|© UNICEF video|
|A young survivor of the earthquake that struck West Sumatra, Indonesia holds a tap bringing safe water to his community.|
By Suzanna Dayne
NEW YORK, USA, 12 March 2007 – UNICEF emergency supplies have reached the Indonesian province of West Sumatra, where two major earthquakes last week killed dozens of people and injured nearly 1,000 more.
“UNICEF is now on emergency response. We are focusing on children and mothers, particularly young school-age children,” said the UNICEF team leader in the affected area, Teh Tai Ring.
Thousands of homes, schools and businesses were destroyed when the 6.3 trembler struck the area last week.

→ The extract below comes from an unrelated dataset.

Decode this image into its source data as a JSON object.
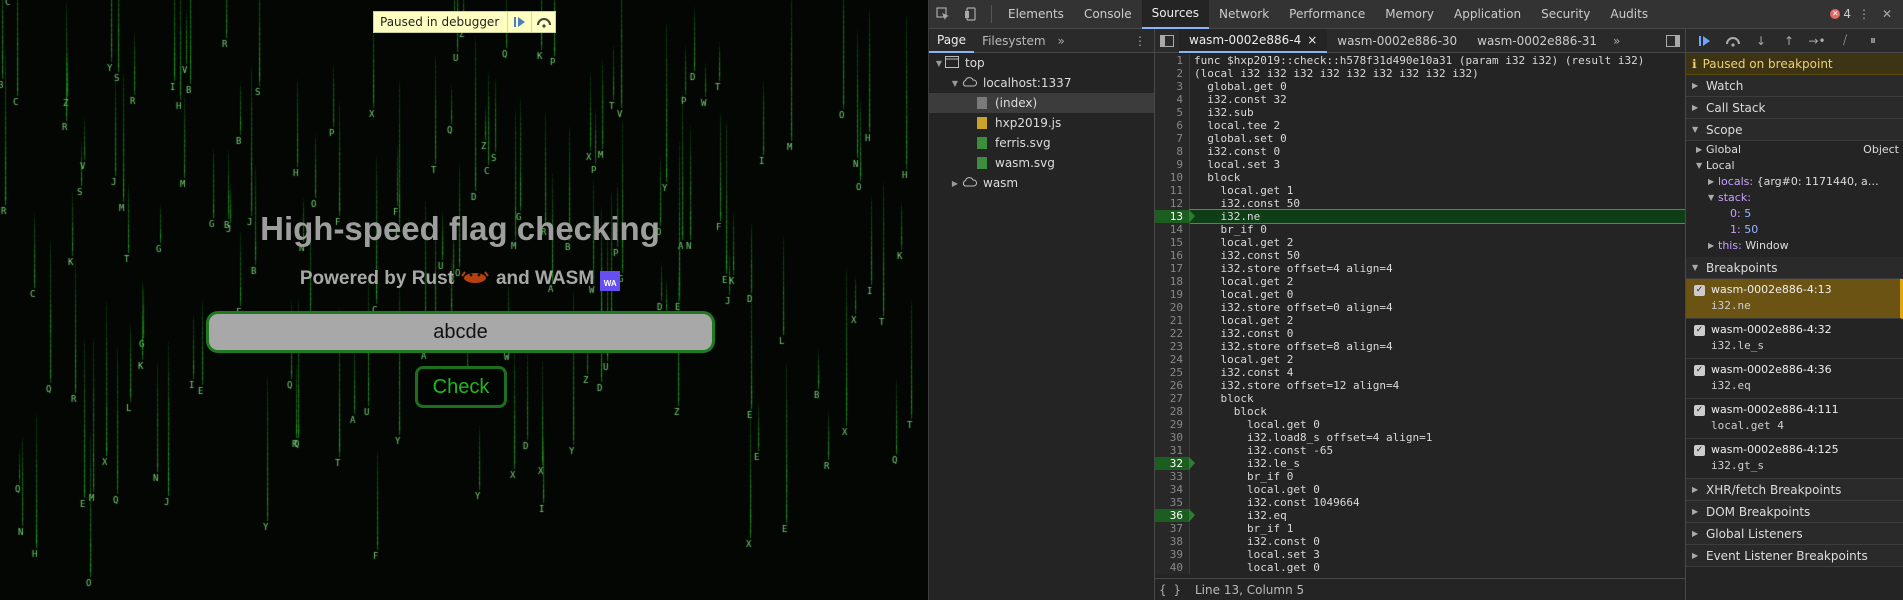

Aftershocks are still being felt and many residents are choosing to camp out rather than sleep in their homes, amidst fears of another major jolt.
UNICEF is helping by providing the survivors with basic necessities, including hygiene kits, cooking sets, tents, tarpaulins, jerry cans and water bladders that provide some 5,000 litres of safe water.
Meeting the needs of survivors
Local officials say hundreds of schools have been damaged and some are beyond repair. In response, UNICEF has distributed 30 school tents, which are being erected with the help of army personnel to ensure that students do not miss out on their studies. One hundred more tents are on the way.
Initial findings suggest that no children have been separated from their families by the disaster, but child protection specialists are on the ground to make sure.
Health and nutrition experts have also been asked to carry out preventive measures among the affected population. Teams are distributing vitamin A supplements to boost children’s immunity and providing some supplementary feeding for infants and pregnant women.
Meanwhile, UNICEF will continue to work with its sister UN agencies and non-governmental organizations in Indonesia, as well as with the local government, to ensure that the needs of survivors – especially children – are met.